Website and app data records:
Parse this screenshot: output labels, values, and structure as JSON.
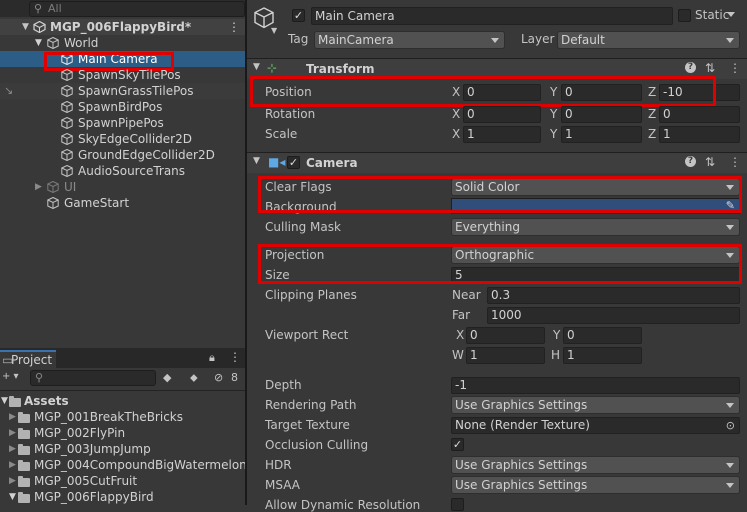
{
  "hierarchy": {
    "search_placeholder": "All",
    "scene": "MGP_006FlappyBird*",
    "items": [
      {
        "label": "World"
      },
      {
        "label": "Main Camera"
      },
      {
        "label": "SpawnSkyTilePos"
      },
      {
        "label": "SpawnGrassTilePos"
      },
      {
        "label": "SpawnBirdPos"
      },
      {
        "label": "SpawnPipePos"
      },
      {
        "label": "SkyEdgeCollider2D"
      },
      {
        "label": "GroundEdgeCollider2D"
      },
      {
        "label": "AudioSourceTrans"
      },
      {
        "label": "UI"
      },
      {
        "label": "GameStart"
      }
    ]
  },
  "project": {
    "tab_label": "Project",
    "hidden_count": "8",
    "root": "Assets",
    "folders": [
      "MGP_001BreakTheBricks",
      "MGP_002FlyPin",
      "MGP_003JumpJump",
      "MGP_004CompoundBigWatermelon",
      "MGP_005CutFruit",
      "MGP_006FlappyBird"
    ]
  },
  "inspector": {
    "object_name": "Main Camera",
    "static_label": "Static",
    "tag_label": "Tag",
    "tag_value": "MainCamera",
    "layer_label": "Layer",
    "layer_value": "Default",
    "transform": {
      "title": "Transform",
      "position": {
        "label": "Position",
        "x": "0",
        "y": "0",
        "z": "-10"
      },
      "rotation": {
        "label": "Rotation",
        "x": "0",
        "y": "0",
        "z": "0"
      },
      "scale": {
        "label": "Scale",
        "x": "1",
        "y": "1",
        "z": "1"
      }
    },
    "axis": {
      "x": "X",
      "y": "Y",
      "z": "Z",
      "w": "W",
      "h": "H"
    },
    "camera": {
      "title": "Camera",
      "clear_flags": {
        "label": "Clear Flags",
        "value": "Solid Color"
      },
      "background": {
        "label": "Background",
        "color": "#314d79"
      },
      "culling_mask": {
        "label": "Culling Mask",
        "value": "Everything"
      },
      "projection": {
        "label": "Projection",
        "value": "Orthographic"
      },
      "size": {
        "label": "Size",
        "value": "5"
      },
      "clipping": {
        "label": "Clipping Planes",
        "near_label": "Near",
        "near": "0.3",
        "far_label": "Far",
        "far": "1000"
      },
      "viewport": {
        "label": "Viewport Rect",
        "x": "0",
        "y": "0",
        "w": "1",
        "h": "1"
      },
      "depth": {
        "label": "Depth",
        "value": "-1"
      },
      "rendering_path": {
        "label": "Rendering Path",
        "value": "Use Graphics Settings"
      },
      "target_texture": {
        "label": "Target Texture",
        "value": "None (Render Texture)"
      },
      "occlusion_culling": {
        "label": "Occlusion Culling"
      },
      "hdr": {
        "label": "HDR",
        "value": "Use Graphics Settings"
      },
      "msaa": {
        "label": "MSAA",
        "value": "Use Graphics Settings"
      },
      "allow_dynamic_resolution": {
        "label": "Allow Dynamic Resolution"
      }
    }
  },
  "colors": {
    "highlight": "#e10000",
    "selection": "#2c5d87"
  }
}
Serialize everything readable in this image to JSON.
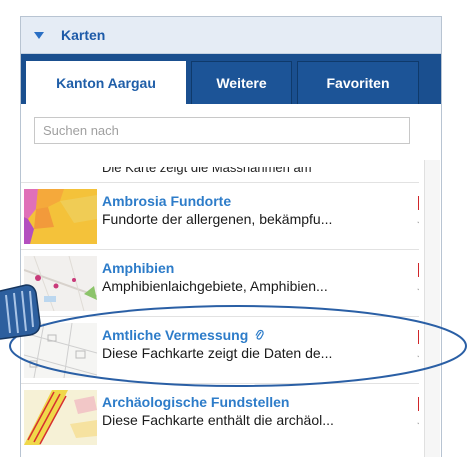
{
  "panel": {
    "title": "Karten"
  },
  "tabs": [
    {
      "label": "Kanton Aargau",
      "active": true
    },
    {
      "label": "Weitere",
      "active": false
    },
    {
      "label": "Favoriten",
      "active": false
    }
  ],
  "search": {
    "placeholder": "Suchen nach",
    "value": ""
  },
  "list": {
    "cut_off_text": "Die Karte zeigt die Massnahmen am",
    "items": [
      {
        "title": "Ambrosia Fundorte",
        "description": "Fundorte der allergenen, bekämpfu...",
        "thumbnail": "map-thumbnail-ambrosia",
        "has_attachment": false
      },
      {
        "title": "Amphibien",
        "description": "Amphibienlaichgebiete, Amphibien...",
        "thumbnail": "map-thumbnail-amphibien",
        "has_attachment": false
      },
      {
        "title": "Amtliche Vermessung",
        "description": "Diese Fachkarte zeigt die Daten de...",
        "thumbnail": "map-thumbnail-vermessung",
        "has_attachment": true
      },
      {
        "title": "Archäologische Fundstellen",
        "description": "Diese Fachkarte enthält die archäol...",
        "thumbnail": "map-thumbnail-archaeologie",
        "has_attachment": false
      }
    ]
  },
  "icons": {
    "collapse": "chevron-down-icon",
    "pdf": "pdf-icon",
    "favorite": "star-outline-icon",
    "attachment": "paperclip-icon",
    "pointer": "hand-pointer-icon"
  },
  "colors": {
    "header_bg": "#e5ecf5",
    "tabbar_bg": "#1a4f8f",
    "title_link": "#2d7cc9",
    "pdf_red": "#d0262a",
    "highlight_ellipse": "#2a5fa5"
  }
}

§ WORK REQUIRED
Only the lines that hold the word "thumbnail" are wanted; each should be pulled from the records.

§ RESPONSE TO THIS TASK
        "thumbnail": "map-thumbnail-ambrosia",
        "thumbnail": "map-thumbnail-amphibien",
        "thumbnail": "map-thumbnail-vermessung",
        "thumbnail": "map-thumbnail-archaeologie",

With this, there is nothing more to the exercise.